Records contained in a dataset
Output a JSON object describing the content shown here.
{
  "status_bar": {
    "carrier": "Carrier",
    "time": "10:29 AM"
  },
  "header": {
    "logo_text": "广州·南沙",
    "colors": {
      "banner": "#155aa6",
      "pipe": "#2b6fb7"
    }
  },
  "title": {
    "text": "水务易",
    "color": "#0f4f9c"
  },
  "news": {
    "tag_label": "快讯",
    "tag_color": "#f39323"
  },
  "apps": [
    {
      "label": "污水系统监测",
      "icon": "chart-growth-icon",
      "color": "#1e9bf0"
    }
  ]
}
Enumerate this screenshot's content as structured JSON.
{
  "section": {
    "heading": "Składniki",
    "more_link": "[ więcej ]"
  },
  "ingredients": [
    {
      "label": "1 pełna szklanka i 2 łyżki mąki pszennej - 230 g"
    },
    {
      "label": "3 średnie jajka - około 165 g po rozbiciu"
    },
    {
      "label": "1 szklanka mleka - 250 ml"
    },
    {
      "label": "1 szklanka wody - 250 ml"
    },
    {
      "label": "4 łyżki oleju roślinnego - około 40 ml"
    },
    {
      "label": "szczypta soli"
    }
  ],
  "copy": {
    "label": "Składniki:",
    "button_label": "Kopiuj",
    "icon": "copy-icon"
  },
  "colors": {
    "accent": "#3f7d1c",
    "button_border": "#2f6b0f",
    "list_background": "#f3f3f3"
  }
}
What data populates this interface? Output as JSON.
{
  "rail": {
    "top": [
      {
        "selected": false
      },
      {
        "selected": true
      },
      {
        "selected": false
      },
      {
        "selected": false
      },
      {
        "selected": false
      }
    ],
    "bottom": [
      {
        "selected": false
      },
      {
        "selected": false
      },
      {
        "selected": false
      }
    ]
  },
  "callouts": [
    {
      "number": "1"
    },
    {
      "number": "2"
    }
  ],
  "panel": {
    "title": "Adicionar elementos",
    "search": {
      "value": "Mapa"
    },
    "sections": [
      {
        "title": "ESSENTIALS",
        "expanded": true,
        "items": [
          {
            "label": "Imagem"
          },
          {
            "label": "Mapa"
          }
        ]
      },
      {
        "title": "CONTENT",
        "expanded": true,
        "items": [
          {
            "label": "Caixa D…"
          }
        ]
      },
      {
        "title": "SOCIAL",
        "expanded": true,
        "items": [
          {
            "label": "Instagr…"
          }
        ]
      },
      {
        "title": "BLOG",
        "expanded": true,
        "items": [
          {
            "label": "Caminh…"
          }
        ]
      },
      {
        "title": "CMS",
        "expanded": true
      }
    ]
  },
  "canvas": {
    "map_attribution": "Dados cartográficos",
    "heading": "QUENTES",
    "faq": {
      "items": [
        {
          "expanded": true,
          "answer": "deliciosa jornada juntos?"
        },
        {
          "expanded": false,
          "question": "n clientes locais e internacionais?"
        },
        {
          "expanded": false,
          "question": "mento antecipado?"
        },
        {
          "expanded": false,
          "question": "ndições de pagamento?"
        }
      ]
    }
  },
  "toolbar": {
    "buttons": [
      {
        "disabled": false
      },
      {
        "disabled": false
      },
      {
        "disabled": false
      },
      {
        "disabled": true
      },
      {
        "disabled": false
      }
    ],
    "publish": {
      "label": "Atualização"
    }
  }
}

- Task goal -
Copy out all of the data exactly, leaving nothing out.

- Task output -
Output a JSON object describing the content shown here.
{
  "status_bar": {
    "carrier": "Carrier",
    "time": "10:29 AM"
  },
  "header": {
    "logo_text": "广州·南沙",
    "colors": {
      "banner": "#155aa6",
      "pipe": "#2b6fb7"
    }
  },
  "title": {
    "text": "水务易",
    "color": "#0f4f9c"
  },
  "news": {
    "tag_label": "快讯",
    "tag_color": "#f39323"
  },
  "apps": [
    {
      "label": "污水系统监测",
      "icon": "chart-growth-icon",
      "color": "#1e9bf0"
    }
  ]
}
Enumerate this screenshot's content as structured JSON.
{
  "section": {
    "heading": "Składniki",
    "more_link": "[ więcej ]"
  },
  "ingredients": [
    {
      "label": "1 pełna szklanka i 2 łyżki mąki pszennej - 230 g"
    },
    {
      "label": "3 średnie jajka - około 165 g po rozbiciu"
    },
    {
      "label": "1 szklanka mleka - 250 ml"
    },
    {
      "label": "1 szklanka wody - 250 ml"
    },
    {
      "label": "4 łyżki oleju roślinnego - około 40 ml"
    },
    {
      "label": "szczypta soli"
    }
  ],
  "copy": {
    "label": "Składniki:",
    "button_label": "Kopiuj",
    "icon": "copy-icon"
  },
  "colors": {
    "accent": "#3f7d1c",
    "button_border": "#2f6b0f",
    "list_background": "#f3f3f3"
  }
}
What data populates this interface? Output as JSON.
{
  "rail": {
    "top": [
      {
        "selected": false
      },
      {
        "selected": true
      },
      {
        "selected": false
      },
      {
        "selected": false
      },
      {
        "selected": false
      }
    ],
    "bottom": [
      {
        "selected": false
      },
      {
        "selected": false
      },
      {
        "selected": false
      }
    ]
  },
  "callouts": [
    {
      "number": "1"
    },
    {
      "number": "2"
    }
  ],
  "panel": {
    "title": "Adicionar elementos",
    "search": {
      "value": "Mapa"
    },
    "sections": [
      {
        "title": "ESSENTIALS",
        "expanded": true,
        "items": [
          {
            "label": "Imagem"
          },
          {
            "label": "Mapa"
          }
        ]
      },
      {
        "title": "CONTENT",
        "expanded": true,
        "items": [
          {
            "label": "Caixa D…"
          }
        ]
      },
      {
        "title": "SOCIAL",
        "expanded": true,
        "items": [
          {
            "label": "Instagr…"
          }
        ]
      },
      {
        "title": "BLOG",
        "expanded": true,
        "items": [
          {
            "label": "Caminh…"
          }
        ]
      },
      {
        "title": "CMS",
        "expanded": true
      }
    ]
  },
  "canvas": {
    "map_attribution": "Dados cartográficos",
    "heading": "QUENTES",
    "faq": {
      "items": [
        {
          "expanded": true,
          "answer": "deliciosa jornada juntos?"
        },
        {
          "expanded": false,
          "question": "n clientes locais e internacionais?"
        },
        {
          "expanded": false,
          "question": "mento antecipado?"
        },
        {
          "expanded": false,
          "question": "ndições de pagamento?"
        }
      ]
    }
  },
  "toolbar": {
    "buttons": [
      {
        "disabled": false
      },
      {
        "disabled": false
      },
      {
        "disabled": false
      },
      {
        "disabled": true
      },
      {
        "disabled": false
      }
    ],
    "publish": {
      "label": "Atualização"
    }
  }
}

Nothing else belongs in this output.